Jagdish Sahai, J.
1. This is an application made by Sri Satyesh Dutt Misra (hereinafter called the applicant) for the stay of the execution of the ejectment part of the decree until the review application made by the applicant has been disposed oi.
2. Our brother, Lakshmi Prasad, had dismissed a second appeal filed by the applicant on the ground that no question of law was involved in that appeal. The only question that was urged before Lakshmi Prasad, J. was whether the house in dispute was constructed in 1960 or earlier He was of the opinion that the question was one of pure fact. He felt himself bound by the finding recorded by the first appellate Court that it was constructed in 1951. After the judgment had been sealed and signed on 26th July, 1967, the applicant made an application for the review of that judgment on 4th of August, 1967. The ground on which the review application is founded is that a learned single Judge of this Court (Dhawan J.) has in Khiva Ram v. Prabha Devi, 1965 All LJ 1045, held while dealing with a similar question that it was a finding in respect of a jurisdictional fact and could be reopened in second appeal. Lakshmi Prasad. J. was of the opinion that there are no merits in the review application and that he did not agree with the decision recorded by Dhawan, J. in Khiva Ram v. Prabha Devi (Supra). He was also of the opinion that Chaube Jagdish Prasad v. Ganga Prasad. AIR 1959 SC 492, on which Dhawan J., relied was not applicable to the facts of the case and was clearly distinguishable. But in view of the existence of 1966 All LJ 1045 (Supra), Lakshmi Prasad, J. thought that the proper thing to do would be to refer the matter to a Bench so that the correctness or otherwise of 1966 All LJ 1045 (Supra) may be decided. The order passed by him reads:--
'Left to myself I would have dismissed the application for review but because of tie decision of the learned Single Judge which does appear to support the stand of the applicant, I direct that the record of the case be laid before the Hon'ble the Chief Justice for referring it to a larger Bench to reconsider the view expressed by the learned Single Judge in the case cited above'.

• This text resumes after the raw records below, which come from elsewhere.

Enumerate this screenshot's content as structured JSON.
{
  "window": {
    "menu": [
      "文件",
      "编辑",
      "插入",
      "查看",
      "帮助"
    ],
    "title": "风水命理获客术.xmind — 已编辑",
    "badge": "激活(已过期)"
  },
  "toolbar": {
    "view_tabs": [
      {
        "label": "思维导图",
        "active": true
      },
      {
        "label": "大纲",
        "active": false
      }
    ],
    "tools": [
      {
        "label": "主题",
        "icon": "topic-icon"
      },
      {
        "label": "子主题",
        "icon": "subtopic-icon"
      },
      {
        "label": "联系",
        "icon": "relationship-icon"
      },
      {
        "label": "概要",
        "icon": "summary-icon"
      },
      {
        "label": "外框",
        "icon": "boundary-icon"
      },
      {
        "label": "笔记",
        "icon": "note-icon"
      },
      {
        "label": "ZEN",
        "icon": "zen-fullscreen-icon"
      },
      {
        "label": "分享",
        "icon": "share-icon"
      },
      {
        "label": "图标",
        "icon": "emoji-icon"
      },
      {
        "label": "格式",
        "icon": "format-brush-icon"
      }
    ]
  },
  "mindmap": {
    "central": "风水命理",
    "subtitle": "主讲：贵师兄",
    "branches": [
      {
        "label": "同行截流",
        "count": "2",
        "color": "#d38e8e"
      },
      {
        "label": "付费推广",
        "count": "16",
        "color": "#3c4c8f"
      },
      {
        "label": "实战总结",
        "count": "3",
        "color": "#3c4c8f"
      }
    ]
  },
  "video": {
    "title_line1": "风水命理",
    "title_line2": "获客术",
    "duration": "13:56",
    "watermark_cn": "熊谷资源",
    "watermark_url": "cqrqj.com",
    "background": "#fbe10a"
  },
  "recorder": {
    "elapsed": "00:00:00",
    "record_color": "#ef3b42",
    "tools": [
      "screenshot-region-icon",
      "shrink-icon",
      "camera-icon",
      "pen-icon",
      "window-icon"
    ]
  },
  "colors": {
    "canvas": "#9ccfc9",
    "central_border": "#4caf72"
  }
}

3. The applicant has prayed in the instant application that proceeding for his ejectment be stayed until the review application is disposed of. The legal and the factual position is that so far as this Court is concerned, the matter has been finally adjudicated upon by this Court inasmuch as the second appeal of the applicant was dismissed under Order 41, Rule 11, Civil P. C. on 26th July 1967. The mere fact that a review application has been made does not in any way dimmish the effect of the order of this Court dated 26th July 1967 dismissing the second appeal of the applicant and the decree of the first appellate Court which has become final.
4. The Court at present is not seized of the matter relating to the merits of the controversy, but only whether or not the order of Lakshmi Prasad, J., dated 26th July 1967 should be reviewed. Until it is reviewed the rights between the parties stand fully and finally adjudicated upon and nothing can be done by this Court to distrub those rights. There is in favour of the respondent a valid decree passed by the first appellate Court which has become final. He has valuable rights under that decree and he cannot be divested of those rights even temporarily only because a review application has been made in this Court. Whether or not the review application is competent is another matter, but the question is that before we deprive the respondent of the fruits of his decree, which has become final we must have some legal provision on the basis of which we can take this extra-ordinary step. Learned counsel has not pointed out to us any provision of law under which the instant application can be held competent. All that he could say was that such an application would lie under Section 151, Civil P. C. Section 151, Civil P. C., only reiterates the general principle that every Court has inherent powers to make such orders as may be necessary in the interest of justice or to prevent abuse of the process of the Court. In view of the circumstance that the decree of the respondent against the applicant has become final not having been interfered with by this Court, it can neither be in the interest of justice nor can it be to prevent abuse of the process of the Court to suspend the operation of that decree which is in all respects effective and binding. Actually, if we disturb a decree already passed by a competent Court we would ourselves be committing an abuse of the process of the Court and would be passing an order which can never be in the interest of justice.
5. The matter is still doubtful whether the judgment dated 26th July 1967 would be reviewed at all. Until that judgment is reviewed, this Court cannot either circumvent or bypass or supersede or alter or modify the decree passed by the first appellate Court, by passing a stay order which will be in the teeth of the decree. We have no hesitation in saying that Section 151, Civil P. C., was never intended for a case like the one before us. It is well settled that ao orders under Section 151, Civil P. C. can be passed which would have effect of either altering or modifying or destroying or suspending the effect of a decree. All that Mr. Trivedi could urge was that every day in second appeals after admission, stay orders are passed. This analogy cannot be extended to a case. In second appeals the provisions of Order 41, Rule 5, Civil P. C., apply, but to a review application those provisions are not applicable. The second appeal is not pending before us. It has already been dismissed. Only because a review application has been made, we cannot proceed on the footing that the second appeal, which has already been dismissed, is still pending. Under these circumstances we find no merits in this application. It is accordingly rejected.